340B is not fulfilling its mission or meaningfully improving patients’ lives. This is particularly
troubling at a time when health care costs are rising and medical debt is widespread and

Among our chief concerns with the 340B program are:

340B hospitals are free to engage in predatory practices like balance billing and
aggressive medical debt collection – even for uninsured patients and those with limited

Hospital eligibility criteria for 340B do not align with what makes a true safety-net
the program and the health system as a whole have changed since 340B’s
creation in 1992 in a way that has fundamentally altered hospital economics and patient
mix. Today, the 340B program includes hospitals like Mass General, the Cleveland
Clinic, Duke Hospital, Cedars Sinai, and Johns Hopkins, some of the largest and
wealthiest systems in the country.

Growing evidence suggests that 340B creates a significant incentive for health
system consolidation
,with hospitals able to purchase drugs at a steep discount on a
given prescription compared to independent physician offices.4 This provides an
incentive for hospitals to purchase these facilities, especially those in high-income areas
where most patients are commercially insured, so the hospital system can increase the
office’s profitability.

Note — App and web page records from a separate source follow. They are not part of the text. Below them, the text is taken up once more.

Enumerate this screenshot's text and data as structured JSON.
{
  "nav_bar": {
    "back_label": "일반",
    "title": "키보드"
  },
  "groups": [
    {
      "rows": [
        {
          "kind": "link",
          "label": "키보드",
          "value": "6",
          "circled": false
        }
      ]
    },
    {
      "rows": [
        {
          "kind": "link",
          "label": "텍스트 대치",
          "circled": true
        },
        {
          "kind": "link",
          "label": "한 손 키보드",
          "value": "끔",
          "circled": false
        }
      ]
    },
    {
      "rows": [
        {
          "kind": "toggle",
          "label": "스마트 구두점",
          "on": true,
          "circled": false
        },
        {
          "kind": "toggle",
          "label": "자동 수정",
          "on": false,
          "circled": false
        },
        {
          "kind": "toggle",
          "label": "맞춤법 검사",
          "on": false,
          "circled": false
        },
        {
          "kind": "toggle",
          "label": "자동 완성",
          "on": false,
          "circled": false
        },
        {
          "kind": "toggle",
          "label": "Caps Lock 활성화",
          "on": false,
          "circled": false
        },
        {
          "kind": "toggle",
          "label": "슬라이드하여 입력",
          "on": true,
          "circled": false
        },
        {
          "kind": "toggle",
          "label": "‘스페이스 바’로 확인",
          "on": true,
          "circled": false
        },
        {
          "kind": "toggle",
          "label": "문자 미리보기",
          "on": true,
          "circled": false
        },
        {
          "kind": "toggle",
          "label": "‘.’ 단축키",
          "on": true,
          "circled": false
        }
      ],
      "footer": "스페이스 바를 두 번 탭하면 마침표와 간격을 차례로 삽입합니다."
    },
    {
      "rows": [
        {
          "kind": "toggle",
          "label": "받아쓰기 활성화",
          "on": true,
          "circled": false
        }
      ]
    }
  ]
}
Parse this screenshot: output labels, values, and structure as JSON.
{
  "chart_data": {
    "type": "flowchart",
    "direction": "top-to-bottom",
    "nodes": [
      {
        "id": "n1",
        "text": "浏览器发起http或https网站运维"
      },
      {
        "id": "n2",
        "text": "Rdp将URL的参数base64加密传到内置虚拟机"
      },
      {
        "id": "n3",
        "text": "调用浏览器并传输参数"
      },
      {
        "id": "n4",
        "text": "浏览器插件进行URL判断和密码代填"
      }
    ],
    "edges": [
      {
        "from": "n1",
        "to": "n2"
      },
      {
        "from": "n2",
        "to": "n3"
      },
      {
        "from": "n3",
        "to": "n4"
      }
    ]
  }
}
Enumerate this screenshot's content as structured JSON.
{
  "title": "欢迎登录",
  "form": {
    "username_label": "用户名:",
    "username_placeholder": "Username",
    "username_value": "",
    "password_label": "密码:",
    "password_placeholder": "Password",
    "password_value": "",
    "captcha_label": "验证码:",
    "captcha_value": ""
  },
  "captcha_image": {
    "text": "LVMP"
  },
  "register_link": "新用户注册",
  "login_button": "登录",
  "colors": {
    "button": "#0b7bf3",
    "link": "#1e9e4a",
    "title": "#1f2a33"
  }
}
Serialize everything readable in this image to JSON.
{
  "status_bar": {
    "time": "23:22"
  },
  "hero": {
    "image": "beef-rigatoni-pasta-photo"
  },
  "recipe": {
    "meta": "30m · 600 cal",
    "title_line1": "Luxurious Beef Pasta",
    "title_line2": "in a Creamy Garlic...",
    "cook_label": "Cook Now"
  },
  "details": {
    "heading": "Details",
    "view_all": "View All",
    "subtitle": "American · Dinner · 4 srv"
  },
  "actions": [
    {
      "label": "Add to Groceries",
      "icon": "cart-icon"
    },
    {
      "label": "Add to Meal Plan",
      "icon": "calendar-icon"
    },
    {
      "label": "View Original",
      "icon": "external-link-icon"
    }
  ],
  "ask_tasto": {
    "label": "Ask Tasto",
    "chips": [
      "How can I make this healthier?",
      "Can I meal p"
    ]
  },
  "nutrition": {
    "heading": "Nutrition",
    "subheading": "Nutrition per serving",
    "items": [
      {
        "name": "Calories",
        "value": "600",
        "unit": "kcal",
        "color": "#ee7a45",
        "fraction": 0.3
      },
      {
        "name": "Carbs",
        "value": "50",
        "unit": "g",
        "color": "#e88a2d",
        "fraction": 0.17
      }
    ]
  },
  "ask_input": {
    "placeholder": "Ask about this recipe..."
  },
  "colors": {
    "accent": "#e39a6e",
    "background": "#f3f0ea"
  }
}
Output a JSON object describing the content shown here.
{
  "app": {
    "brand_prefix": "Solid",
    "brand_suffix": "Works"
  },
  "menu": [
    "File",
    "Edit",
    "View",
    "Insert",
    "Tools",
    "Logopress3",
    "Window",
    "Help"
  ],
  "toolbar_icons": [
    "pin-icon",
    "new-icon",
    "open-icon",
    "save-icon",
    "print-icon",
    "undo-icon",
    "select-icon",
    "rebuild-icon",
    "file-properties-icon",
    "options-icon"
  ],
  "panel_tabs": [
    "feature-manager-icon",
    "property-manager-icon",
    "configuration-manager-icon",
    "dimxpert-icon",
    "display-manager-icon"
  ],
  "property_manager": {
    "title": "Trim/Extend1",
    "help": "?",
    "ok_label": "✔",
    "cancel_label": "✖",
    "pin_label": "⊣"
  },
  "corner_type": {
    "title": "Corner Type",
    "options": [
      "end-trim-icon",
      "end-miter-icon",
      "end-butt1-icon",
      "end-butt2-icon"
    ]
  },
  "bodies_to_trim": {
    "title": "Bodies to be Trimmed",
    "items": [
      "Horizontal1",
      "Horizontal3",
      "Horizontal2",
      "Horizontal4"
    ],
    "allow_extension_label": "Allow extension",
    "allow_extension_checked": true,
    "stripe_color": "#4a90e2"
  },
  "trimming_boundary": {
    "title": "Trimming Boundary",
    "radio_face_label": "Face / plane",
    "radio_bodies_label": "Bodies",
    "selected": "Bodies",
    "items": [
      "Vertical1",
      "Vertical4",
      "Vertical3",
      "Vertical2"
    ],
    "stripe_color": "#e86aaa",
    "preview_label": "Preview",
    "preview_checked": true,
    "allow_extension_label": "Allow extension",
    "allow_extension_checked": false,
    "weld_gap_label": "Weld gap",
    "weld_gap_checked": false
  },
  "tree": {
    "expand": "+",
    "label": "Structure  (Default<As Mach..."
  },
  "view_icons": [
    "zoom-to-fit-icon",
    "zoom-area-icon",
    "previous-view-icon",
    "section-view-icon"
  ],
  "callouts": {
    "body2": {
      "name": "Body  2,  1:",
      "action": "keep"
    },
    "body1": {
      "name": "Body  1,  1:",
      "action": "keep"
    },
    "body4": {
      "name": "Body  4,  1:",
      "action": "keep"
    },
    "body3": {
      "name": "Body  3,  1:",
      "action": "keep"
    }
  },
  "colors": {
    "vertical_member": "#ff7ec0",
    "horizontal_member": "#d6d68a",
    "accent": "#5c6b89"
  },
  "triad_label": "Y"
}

There are no requirements that hospitals profiting from the program expand
access to care
in vulnerable neighborhoods – as recent reporting in the New York
Times has shown5 – or report how they use 340B funds.

The Government Accountability Office (GAO) has called numerous times over the
past decade-plus for greater oversight
of the program by its governing body, the
Health Resources and Services Administration (HRSA), with little progress made to
improve program integrity.

All in all, 340B has expanded seven-fold in the last 15 years. Big hospital systems account for most of that growth and three-quarters of 340B revenue, while the number of Americans experiencing medical debt is higher than ever. As Congress considers legislative reforms to the 340B program so it works better for the communities and patients it was intended to serve, we urge you to use this opportunity to help uninsured and underinsured patients access discounted medicines, affordable care, and benefits to their community promised through 340B.

Our organizations will be considering more specific policy solutions in the coming months and look forward to contributing to the discussion about how to preserve the mission of this vital program for the patients and communities we represent and our nation’s true safety-net


Black Women Rising
Alliance for Aging Research
Asthma and Allergy Foundation of America
Biomarker Collaborative
Black Women’s Health Imperative
Colorectal Cancer Alliance
Consortium of Multiple Sclerosis Centers
Exon 20 Group
FORCE: Facing Our Risk of Cancer Empowered
Free ME from Lung Cancer
ICAN, International Cancer Advocacy Network
MET Crusaders
Multiple Sclerosis Foundation
Patients Rising Now
PD-L1 Amplifieds
The Sumaira Foundation
Tigerlily Foundation
TOUCH, The Black Breast Cancer Alliance
Triage Cancer